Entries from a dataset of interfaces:
Start of Block
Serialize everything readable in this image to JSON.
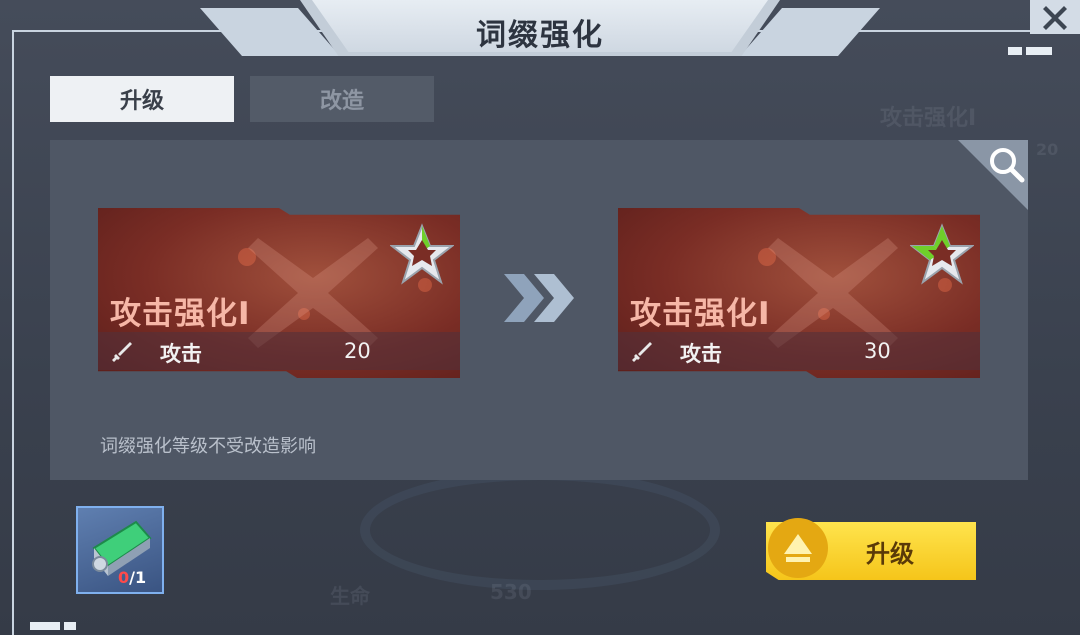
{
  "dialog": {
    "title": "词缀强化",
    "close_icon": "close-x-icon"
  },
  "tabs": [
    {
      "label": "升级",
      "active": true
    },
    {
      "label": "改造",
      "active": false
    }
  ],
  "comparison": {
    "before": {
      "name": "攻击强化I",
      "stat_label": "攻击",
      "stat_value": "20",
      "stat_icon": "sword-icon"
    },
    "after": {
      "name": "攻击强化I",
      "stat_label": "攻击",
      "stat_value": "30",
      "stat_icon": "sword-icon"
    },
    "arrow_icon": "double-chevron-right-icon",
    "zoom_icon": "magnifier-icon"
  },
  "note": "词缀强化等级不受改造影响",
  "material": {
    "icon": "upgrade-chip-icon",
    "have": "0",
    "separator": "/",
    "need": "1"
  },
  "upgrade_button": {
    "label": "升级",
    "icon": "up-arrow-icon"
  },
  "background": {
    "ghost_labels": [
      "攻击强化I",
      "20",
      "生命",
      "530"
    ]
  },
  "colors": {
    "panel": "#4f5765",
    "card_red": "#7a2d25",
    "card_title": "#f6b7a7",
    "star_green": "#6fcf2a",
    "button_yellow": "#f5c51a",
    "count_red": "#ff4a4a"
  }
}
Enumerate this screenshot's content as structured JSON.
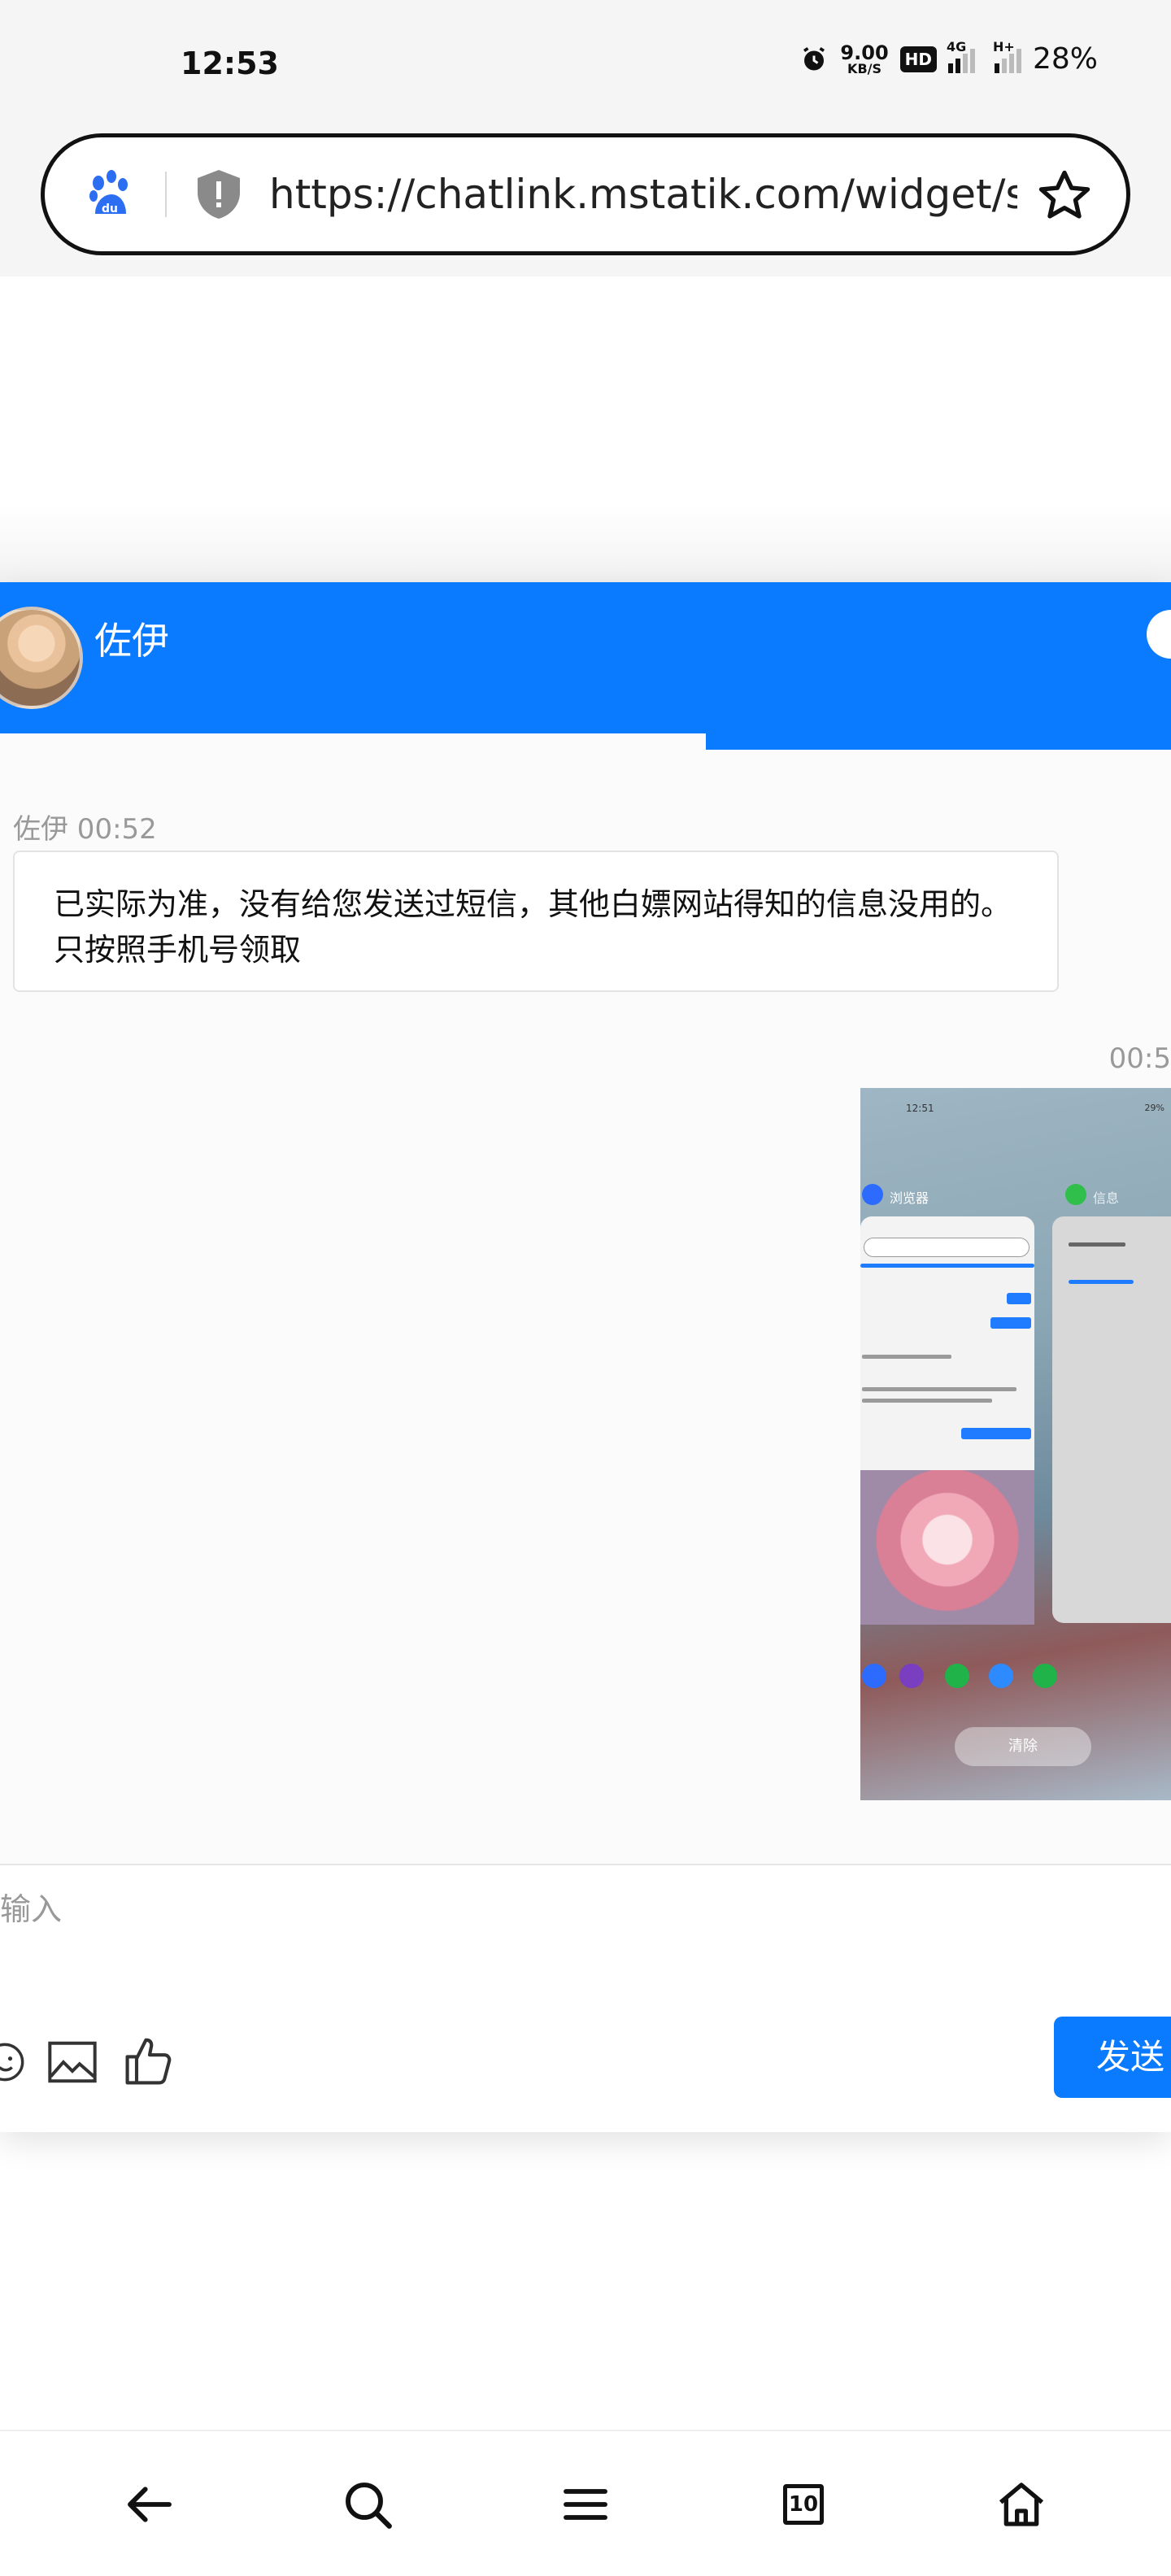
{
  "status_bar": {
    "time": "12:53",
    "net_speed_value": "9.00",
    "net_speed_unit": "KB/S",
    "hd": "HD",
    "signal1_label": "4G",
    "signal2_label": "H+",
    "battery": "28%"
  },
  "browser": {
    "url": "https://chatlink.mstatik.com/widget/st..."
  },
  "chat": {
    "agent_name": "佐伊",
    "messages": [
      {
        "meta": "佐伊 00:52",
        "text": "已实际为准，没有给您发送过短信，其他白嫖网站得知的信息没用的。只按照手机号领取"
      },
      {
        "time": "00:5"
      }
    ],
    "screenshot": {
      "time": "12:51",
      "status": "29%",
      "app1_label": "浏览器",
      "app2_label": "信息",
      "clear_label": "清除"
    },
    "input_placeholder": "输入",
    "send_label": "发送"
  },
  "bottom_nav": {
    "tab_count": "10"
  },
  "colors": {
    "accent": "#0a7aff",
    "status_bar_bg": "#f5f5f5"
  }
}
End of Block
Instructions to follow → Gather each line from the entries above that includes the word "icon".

Exercise answer →
    "close_icon": "close-x-icon"
      "stat_icon": "sword-icon"
      "stat_icon": "sword-icon"
    "arrow_icon": "double-chevron-right-icon",
    "zoom_icon": "magnifier-icon"
    "icon": "upgrade-chip-icon",
    "icon": "up-arrow-icon"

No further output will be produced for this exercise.